Obviously, Julian hasn’t read enough romantic novels, otherwise he’d have known he was just asking for trouble!
While the story proceeds very much as one would expect – complete with a determined rival suitor and a years-old enmity that once again threatens Julian’s life – that’s no bad thing, because Ms Brant has created a couple of engaging and attractive characters in her two leads, and I very much wanted to find out how they would work through their difficulties and get together in the end. Deb is intelligent and independent of spirit, but isn’t one of those curl-tossing heroines who is contrary for the sake of it. Her reaction to the sudden disclosure of her husband’s true identity is perhaps a little over the top, but given the way she finds out and his reaction afterwards, I can certainly understand why she’d be so upset.
Julian is a wonderful hero, handsome, witty and sexy, who shows himself time and again to be steady and reliable – a complete contrast to the rumours that continually circulate about him. He comes to care deeply for Deb, and is more than a little hurt that she would listen to gossip rather than rely on what she has come to know of the man she has married.
Alex Wyndham once again gives a wonderfully accomplished and entirely captivating performance that only serves to confirm the opinion I formed when listening to Deadly Engagement. He never puts a foot wrong and I really can’t find a single thing to criticise. Every character is distinctly voiced according to age and situation, and I continue to be impressed with his portrayal of the females, who never sound squeaky or too high-pitched. His performance of the Duchess of Roxton is especially good, as she is French and therefore speaks English with a distinct accent. Mr Wyndham expertly steers clear of caricature and gives her an attractive gallic lilt which perfectly defines her as a woman of both good sense and elegance.
My favourite interpretation of a secondary character is that of the Duke of Roxton, a man in his seventies, but whose resonant tone, while gravelly and definitely indicating his advanced years, is nonetheless indicative of a man of great authority (I’m very much looking forward to listening to his story in Noble Satyr). There are two young boys in the story, Deb’s nephew Jack and his friend Henri (Harry), who is Julian’s much younger brother. Both boys are easily distinguishable from each other, and when, in the epilogue, they appear as teenagers, they sound exactly that – they’re no longer young boys, but don’t yet have the deeper tones of men.
As with most audio romances, the portrayal of the hero is key to the listener’s enjoyment, and all I can say is that while Julian is an attractive hero on paper, in audio, he’s to die for. Mr Wyndham deepens his natural speaking voice very slightly – which serves to make a good distinction between dialogue and narrative – to portray him and imbues him with a great deal of warmth and humour.
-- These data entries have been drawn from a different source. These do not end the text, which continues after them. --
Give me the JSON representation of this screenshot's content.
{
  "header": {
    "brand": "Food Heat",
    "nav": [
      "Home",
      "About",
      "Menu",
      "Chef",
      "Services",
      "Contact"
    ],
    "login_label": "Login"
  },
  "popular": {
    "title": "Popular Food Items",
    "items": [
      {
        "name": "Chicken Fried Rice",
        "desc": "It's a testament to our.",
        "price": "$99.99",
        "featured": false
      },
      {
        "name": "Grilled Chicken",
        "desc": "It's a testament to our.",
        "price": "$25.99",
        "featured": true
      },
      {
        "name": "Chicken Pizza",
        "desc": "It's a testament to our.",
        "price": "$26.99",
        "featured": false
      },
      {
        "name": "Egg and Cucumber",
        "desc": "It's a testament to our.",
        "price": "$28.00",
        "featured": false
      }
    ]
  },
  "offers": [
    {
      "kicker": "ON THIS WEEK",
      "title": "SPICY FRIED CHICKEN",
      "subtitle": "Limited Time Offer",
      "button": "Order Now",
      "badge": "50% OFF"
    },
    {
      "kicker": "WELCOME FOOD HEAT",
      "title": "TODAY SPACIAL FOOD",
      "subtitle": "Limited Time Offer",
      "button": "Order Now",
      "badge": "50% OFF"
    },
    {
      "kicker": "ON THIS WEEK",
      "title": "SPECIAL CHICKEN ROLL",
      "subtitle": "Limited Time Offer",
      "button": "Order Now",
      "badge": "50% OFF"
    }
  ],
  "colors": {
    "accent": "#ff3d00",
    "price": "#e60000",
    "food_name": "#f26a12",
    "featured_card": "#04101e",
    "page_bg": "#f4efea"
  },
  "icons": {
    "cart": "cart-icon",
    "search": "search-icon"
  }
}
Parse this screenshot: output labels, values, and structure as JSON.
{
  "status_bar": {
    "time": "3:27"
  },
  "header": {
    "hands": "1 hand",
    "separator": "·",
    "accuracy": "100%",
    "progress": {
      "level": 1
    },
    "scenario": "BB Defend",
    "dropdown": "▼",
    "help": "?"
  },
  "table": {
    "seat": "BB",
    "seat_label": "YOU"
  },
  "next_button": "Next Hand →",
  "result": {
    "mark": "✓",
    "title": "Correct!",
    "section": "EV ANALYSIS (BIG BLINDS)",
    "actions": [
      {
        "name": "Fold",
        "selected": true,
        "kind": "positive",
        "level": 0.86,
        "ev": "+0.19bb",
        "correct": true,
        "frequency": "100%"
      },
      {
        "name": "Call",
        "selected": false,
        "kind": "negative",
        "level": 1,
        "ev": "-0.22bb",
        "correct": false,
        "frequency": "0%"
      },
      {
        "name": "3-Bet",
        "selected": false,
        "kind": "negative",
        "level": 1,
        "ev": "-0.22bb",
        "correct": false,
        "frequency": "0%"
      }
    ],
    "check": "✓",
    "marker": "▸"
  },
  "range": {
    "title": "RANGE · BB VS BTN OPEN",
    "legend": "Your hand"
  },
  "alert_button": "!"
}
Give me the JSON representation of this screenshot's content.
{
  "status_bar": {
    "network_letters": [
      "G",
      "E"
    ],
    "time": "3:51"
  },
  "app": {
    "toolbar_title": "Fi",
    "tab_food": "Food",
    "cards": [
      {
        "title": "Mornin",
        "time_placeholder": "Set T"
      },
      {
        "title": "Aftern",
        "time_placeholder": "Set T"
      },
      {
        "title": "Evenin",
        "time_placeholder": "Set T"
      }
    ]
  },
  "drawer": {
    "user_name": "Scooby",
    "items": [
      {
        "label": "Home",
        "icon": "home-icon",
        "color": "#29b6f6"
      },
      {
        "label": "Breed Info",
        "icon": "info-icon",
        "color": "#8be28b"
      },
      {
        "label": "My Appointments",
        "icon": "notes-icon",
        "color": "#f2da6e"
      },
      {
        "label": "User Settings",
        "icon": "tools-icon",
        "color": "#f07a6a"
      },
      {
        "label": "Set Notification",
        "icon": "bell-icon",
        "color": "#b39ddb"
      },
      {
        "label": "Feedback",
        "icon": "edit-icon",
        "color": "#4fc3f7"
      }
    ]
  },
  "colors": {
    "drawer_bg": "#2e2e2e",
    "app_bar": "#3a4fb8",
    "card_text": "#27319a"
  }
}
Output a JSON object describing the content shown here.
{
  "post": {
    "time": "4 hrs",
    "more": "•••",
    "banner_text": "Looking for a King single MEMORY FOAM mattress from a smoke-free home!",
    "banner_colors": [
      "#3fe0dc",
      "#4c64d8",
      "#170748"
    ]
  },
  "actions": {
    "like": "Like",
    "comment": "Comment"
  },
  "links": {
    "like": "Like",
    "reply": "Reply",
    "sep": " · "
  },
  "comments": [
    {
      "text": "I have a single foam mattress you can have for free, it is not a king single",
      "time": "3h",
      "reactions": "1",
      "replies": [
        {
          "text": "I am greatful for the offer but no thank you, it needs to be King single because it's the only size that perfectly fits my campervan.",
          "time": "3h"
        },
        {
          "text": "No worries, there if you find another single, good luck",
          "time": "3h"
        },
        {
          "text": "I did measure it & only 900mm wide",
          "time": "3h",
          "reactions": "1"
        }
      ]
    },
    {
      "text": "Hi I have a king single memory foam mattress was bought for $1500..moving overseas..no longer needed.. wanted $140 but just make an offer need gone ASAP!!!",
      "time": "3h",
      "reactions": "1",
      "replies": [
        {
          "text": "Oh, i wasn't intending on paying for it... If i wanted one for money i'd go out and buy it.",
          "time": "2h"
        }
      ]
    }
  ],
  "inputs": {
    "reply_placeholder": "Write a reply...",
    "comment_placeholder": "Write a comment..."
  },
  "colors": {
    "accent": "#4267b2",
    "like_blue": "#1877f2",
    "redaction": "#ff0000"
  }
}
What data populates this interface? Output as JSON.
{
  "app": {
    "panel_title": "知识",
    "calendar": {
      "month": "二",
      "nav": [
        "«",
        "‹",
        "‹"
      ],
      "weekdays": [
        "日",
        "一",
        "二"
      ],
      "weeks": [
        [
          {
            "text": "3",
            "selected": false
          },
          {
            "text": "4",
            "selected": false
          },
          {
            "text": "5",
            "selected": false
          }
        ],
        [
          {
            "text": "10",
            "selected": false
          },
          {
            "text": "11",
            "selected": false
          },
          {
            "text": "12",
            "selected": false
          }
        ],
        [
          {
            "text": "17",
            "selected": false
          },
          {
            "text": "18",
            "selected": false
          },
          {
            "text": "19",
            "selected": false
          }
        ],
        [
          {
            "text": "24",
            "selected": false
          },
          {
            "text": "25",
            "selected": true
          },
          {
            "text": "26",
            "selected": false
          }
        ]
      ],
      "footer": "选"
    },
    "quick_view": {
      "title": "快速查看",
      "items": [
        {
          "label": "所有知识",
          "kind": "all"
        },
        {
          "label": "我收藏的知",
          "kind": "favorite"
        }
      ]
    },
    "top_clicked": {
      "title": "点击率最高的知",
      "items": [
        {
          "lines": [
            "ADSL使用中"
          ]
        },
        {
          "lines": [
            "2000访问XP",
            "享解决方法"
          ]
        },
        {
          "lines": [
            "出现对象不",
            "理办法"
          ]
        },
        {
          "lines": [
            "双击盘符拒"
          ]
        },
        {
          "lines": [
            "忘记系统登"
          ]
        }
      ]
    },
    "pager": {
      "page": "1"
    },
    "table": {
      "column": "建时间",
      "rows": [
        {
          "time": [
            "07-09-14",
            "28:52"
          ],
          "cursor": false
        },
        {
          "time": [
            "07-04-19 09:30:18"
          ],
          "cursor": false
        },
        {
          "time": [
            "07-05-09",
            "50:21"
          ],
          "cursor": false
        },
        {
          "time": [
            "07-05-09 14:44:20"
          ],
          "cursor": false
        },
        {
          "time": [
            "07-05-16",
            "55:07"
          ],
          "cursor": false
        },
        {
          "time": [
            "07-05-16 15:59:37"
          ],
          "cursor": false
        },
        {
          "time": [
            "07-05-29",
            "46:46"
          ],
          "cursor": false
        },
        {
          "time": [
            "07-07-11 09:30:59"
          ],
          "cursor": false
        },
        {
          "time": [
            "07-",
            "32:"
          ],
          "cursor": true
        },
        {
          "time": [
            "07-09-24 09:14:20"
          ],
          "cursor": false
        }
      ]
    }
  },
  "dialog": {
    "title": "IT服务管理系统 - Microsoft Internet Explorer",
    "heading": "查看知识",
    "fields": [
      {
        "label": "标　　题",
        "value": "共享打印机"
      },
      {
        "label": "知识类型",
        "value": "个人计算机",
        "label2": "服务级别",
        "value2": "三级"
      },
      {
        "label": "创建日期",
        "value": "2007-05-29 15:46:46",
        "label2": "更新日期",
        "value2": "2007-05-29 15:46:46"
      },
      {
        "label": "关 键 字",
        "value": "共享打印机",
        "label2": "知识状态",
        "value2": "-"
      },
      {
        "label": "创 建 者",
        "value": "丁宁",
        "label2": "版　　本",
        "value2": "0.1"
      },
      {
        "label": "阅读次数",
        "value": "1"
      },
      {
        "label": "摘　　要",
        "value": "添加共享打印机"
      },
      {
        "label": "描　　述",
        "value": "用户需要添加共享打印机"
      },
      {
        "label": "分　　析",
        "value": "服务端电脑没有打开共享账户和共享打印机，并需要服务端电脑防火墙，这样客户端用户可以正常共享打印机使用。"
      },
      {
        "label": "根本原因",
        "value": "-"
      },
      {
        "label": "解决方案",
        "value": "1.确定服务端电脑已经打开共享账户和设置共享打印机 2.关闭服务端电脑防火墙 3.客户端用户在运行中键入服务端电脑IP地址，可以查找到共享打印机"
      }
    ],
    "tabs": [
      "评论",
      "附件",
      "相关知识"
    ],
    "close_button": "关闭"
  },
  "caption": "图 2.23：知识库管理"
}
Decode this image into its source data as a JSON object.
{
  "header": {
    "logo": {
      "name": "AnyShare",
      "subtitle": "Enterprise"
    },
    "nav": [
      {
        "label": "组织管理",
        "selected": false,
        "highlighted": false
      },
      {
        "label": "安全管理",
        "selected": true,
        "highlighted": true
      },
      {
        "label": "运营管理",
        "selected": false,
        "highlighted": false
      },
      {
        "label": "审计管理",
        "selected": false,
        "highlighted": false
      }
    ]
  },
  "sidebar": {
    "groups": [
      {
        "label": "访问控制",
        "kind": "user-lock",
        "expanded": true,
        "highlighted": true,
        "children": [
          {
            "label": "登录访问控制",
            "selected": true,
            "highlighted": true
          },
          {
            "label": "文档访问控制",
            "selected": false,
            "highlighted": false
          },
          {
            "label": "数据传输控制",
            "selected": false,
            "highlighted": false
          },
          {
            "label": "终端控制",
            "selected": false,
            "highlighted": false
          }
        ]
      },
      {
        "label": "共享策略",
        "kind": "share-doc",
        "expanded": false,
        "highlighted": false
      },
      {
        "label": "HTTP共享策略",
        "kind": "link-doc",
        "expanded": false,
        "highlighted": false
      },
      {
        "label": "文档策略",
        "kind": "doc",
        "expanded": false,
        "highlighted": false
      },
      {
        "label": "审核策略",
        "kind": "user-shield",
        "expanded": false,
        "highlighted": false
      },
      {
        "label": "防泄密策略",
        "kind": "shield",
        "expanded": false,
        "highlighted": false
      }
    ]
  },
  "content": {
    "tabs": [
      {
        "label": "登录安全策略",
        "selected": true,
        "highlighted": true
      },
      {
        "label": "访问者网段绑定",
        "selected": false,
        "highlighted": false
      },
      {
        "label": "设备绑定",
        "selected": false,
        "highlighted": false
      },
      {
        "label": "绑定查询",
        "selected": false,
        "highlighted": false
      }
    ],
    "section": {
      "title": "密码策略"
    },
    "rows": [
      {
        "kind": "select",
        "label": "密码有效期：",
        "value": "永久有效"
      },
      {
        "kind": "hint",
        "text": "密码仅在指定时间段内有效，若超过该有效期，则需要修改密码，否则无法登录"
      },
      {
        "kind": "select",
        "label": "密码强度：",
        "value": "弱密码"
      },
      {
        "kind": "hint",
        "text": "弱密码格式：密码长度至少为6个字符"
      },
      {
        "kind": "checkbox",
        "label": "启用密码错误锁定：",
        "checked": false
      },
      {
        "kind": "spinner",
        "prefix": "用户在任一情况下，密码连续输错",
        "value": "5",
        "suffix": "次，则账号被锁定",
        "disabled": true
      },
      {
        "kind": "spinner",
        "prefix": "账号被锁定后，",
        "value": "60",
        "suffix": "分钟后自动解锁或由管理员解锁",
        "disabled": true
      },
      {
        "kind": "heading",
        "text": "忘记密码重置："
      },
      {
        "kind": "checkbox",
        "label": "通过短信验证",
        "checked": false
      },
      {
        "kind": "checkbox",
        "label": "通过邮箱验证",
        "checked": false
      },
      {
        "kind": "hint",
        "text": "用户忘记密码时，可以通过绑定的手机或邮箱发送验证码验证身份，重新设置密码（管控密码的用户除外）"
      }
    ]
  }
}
As for the more romantic moments… the love scenes in the story are by no means explicit, but it’s quite possible that my knees weakened on at least two occasions.
As is obvious, I really enjoyed listening to Midnight Marriage. Ms Brant has delivered a nicely character-driven romance that doesn’t rely on silly misunderstandings or lots of external conflict to drive the story forward. Alex Wyndham’s performance is simply outstanding, and I am utterly delighted to think that I am going to have very great pleasure of listening to him narrating more audiobooks.
It’s official – my top three (Boulton, Landor, Reading) has now become a Fab Four ;-)
Book Content: B+
Steam Factor: Glad I had my earbuds in – but very tame
Genre: Historical Romance
Publisher: Springleaf PTY Ltd.
Midnight Marriage was provided to AudioGals for a review.